### Interface dataset entries
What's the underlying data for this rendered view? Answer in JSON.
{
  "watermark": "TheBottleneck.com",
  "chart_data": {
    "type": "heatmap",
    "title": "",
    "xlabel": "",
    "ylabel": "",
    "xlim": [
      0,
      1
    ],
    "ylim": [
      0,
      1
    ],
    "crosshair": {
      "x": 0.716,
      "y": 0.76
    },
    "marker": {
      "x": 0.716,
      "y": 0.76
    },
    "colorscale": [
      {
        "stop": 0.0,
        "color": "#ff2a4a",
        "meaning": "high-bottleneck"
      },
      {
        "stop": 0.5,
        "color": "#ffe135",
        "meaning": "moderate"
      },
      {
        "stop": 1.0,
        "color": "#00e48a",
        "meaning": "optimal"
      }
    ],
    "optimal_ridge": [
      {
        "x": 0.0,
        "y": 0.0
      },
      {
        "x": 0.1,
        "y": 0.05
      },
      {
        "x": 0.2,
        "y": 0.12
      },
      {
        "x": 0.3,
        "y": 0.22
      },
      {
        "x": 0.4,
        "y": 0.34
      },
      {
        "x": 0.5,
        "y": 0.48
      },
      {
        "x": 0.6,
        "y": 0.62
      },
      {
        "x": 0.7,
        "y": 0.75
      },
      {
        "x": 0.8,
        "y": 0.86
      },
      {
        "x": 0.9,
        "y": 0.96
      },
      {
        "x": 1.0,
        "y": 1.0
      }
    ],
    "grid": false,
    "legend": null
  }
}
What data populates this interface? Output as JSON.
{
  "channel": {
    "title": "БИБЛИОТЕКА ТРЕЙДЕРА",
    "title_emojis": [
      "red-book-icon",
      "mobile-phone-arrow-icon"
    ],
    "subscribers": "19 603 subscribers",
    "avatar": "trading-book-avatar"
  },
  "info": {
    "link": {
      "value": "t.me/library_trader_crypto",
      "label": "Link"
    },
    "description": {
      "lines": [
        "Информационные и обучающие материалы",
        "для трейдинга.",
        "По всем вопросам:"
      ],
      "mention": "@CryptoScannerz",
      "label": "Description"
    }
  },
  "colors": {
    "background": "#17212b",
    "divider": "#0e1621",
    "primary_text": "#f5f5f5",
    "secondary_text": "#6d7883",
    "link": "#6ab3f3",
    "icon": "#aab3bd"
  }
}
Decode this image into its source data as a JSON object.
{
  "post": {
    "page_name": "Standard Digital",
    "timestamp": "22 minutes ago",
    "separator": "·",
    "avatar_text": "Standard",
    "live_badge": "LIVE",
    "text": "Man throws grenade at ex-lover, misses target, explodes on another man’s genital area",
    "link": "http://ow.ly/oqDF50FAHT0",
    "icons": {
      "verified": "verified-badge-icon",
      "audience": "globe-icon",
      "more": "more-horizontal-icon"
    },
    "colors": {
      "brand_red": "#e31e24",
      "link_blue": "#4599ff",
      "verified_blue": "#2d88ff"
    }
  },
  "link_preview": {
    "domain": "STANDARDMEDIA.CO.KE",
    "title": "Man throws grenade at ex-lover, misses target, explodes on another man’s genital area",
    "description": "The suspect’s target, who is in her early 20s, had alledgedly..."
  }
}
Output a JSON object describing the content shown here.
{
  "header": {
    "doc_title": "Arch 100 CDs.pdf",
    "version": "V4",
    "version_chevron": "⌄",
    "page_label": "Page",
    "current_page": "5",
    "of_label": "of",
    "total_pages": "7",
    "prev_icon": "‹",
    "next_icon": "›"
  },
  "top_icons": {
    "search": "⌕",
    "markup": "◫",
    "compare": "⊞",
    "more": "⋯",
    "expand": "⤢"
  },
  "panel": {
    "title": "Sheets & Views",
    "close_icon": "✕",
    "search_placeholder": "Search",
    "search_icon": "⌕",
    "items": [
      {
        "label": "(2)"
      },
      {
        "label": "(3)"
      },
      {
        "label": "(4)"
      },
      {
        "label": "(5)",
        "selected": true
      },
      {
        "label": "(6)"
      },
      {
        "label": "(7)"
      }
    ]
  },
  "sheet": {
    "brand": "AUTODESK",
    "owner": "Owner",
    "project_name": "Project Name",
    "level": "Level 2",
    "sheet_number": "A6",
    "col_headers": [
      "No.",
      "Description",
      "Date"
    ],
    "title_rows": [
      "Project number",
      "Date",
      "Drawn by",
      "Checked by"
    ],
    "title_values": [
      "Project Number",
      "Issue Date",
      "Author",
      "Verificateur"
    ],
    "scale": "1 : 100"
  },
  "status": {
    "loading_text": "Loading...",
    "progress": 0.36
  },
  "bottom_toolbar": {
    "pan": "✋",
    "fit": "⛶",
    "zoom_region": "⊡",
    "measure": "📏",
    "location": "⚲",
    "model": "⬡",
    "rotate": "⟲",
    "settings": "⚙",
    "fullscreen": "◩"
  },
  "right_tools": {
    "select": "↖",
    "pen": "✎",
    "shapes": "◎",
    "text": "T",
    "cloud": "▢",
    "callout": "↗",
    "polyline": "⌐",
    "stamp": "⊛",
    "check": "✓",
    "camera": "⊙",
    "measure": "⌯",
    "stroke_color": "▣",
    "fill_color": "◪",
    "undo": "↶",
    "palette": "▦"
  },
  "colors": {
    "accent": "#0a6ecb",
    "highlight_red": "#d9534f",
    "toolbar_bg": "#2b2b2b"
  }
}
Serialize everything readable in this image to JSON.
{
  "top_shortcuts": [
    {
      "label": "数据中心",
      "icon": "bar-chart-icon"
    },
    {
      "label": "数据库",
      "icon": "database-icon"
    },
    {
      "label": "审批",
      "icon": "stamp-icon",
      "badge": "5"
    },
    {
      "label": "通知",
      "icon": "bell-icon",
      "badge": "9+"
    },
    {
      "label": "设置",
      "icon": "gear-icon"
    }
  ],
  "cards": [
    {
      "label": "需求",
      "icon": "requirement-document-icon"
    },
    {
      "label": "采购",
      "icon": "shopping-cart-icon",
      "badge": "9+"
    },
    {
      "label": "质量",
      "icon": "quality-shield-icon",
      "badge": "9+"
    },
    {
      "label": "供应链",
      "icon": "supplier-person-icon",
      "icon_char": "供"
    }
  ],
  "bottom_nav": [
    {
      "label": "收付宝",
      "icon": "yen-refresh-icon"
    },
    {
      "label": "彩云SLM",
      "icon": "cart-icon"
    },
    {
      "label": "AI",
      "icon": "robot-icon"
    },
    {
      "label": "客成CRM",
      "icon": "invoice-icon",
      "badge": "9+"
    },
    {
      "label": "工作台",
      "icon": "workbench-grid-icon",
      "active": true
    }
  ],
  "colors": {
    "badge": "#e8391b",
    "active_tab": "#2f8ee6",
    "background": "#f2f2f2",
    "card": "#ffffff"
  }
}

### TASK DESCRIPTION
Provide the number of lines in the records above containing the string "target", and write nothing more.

### FINISHED EXERCISE
3